"And suddenly, it dawned on me, those who would read this letter a hundred years from now will know whether those missiles were fired. They will know whether we met our challenge. Whether they have the freedom that we have known up until now will depend on what we do here. Will they look back with appreciation and say, thank God for those people in 1976 who headed off that loss of freedom, who kept us now and a hundred years later free, who kept our world from nuclear destruction? And if we fail, they probably won't get to read the letter at all because it spoke of individual freedom, and they won't be allowed to talk of that or read of it."
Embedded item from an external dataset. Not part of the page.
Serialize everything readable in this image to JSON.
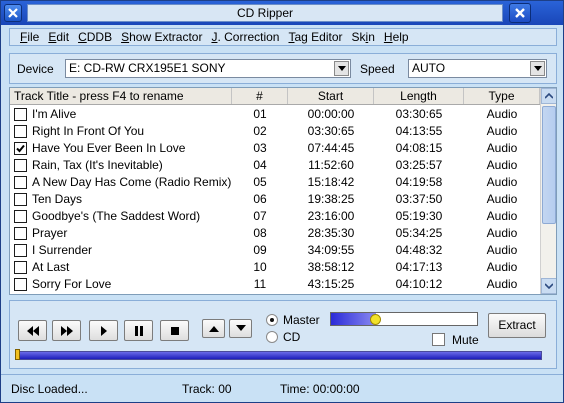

"This is our challenge."
Thousands wept at Reagan's moving and all-too-human remarks.
He closed by quoting Douglas Mac-Arthur, a personal hero. Harry Truman was Ford's personal hero. Truman and MacArthur hated each other, which speaks volumes to those who have studied Reagan and Ford's own contretemps.
Mike Deaver was there in Kemper Arena with Reagan. As they marched through the catacombs to the stage, Reagan asked Deaver, "What should I say, Mike?" His close aide replied, "Governor, you'll think of something."
The hall cheered Ronald and Nancy Reagan as they departed the stage, and a Ford supporter from Florida turned to Reagan aide Kenny Klinge and exclaimed, "Oh my God. We've nominated the wrong man."
Absent this speech and Ford's eventual loss, it is questionable whether Reagan would have run in 1980. The response to Reagan in Kemper Arena was astonishing, as everywhere he went afterward, policemen, cleaning women, bell hops, stewardesses and farmers all said, "Governor, you've just got to run again."
Reagan's counsel was more often guided by his fellow countrymen than many of the political consultants around him.
History took a radically course with his election in 1980, all because of Reagan's remarkable impromptu remarks in Kansas City in August 1976.
Craig Shirley is president of Shirley & Banister Public Affairs and author of "Rendezvous With Destiny: Ronald Reagan and the Campaign That Changed America" (ISI Books, 2009).